Shopping, by Bruce Corbett



Copyright  2010  Bruce Corbett


Smashwords Edition



Smashwords Edition, License Notes





I had just read somewhere that the United States had more gun stores than gas stations. Students had been shot at Columbine, and the National Rifle association had reportedly offered each teacher in the country a free hand gun. The absurdities of these items led me to sit down and write an extrapolation. What would happen in staid Toronto if Quebec separated and Ontario joined the United States? Here is a fantasy - or is it? As I write this introduction, gang members in Toronto are well-armed and are currently shooting each other, while a U.S. lawyer is suing a dry cleaner who supposedly lost his favourite pair of pants, for 65 million dollars. This short story first appeared in the Fall 1999 edition of PERIDOT.






Damn it! I knew that tone. It was no siren call, to lure me on to the rocks of connubial bliss. I wish! It was the call of the dreaded Mildred. I sighed and answered. Our house wasn't so large that I could hide or anything. "I'm in the bathroom, dear."

"Honey! Just as soon as you're done in there, I want you to pick up a few things for me at Loblaw's."

 I thought through the implications of that apparently simple request and groaned. It was my birthday, after all. Wasn't there some law that says that you can stay home and relax on your own birthday? And what she was asking was nothing less than death defying.

Ever since the last Mr. Donut closed, even the police didn't go out on the streets at night. I can't say I blamed them. Ever since Quebec separated and Ontario became the fifty-third state, the guns had flowed north. Not Saturday night specials. Not semi-automatic military knock offs. No way. The real thing; fully automatic assault weapons; Uzis, MAC's, machine guns.

For a while Ontario was the third largest importer of weapons in the world. Boring Ontario changed. I sighed again. I knew SHE didn't really care what I thought about it. We both knew that I was on my way just as soon as I abandoned the shelter of the bathroom.

"It's pretty late, dear! It could be dangerous."

"Oh don't be silly, honey. Take the Humvee. I went by the armourers just yesterday. I had the oil checked and the gas tank filled. The ammo pods are all topped up, and they had a special on Big Berthas, so I told him to install one. You'll be as safe as if you are in your own snug little bed."

I wondered about that. The crime rate had climbed another 232% in the last year, but on the other hand, my bed shared by a cranky Mildred, was not the most secure place in the world, either.

I could only sit on the throne for so long. Eventually my bottom became so numb that I had to get up. I had already finished all the good literature I had stashed under the sink. I dutifully ran the water so I wouldn’t get another lecture on personal cleanliness, and then headed out for the necessary briefing. My darling wife tucked the grocery list into my shirt pocket, and then sent me off with a supercilious peck on my cheek. I was heading down the basement steps when a deep growl told me that my BELOVED had decided to get another replacement Doberman. The last one had succumbed to a love tap from my gentle wife.

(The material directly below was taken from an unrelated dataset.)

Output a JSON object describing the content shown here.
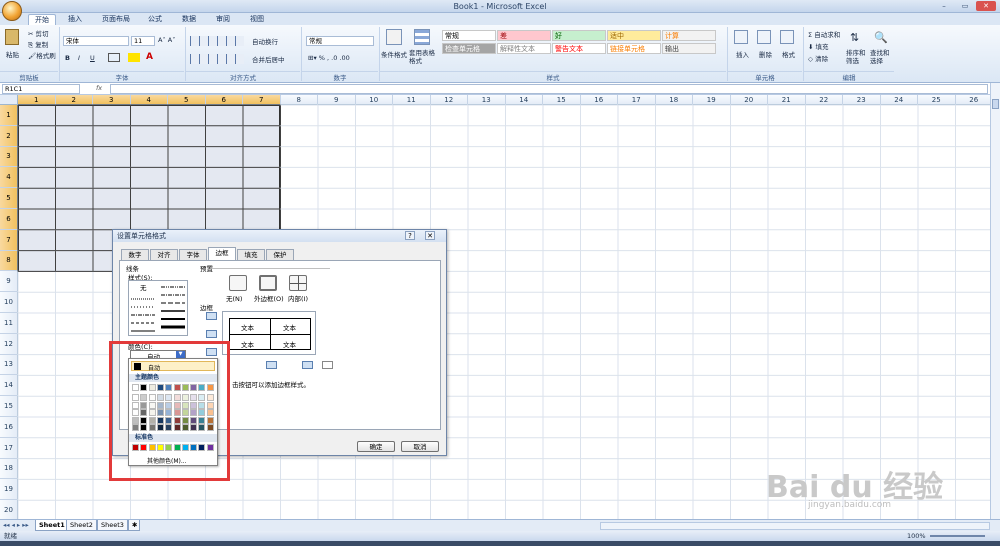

By the tone of its growl, it wasn’t about to let me pass unchallenged. I waved my left hand in front of me as a tempting doggy snack as I used my right to grab for the Taser in my belt. The ten thousand volts gave the stupid animal temporary electronic rigour mortis, and I made it unscathed to the garage. Maybe it would remember to leave me alone the next time I had to pass through the nether regions of my own home.

I shrugged on my new flak jacket. It was a deep forest green, and had been my big present for my birthday. Mildred had hunted far and wide for one with such casual lines, yet one that could hide a brace of MAC 12's without a single telltale bulge or trace. Making sure that both hidden pockets had their complement of MAC's, I slipped behind the wheel of the massive armoured beast that lurked in our garage. Then I flipped on the onboard AI I had nicknamed Ricky, after a character from an ancient madcap vid my granddad used to drag out for me whenever I became too obstreperous for his taste. As long as I was within a block of the house, Ricky plugged into the home security system by remote. The house AI was a little flaky, so I had named it Lucy, after the nutcase in the same series.

"Ricky, plug me direct into Lucy. Lucy, scan outside the door for life signs."

The deep tones of Ricky's synthesized masculine voice was replaced with the more dulcet tones of the Gerrald 4200 home security 'puter. The new tone was incongruous, coming from a couple of tons of macho machine. "Done, master."


"And I am done, master."................................This story is available for purchase at, Apple eBook store, from Sony, Diesel, Barnes and Noble, and, soon, Amazon.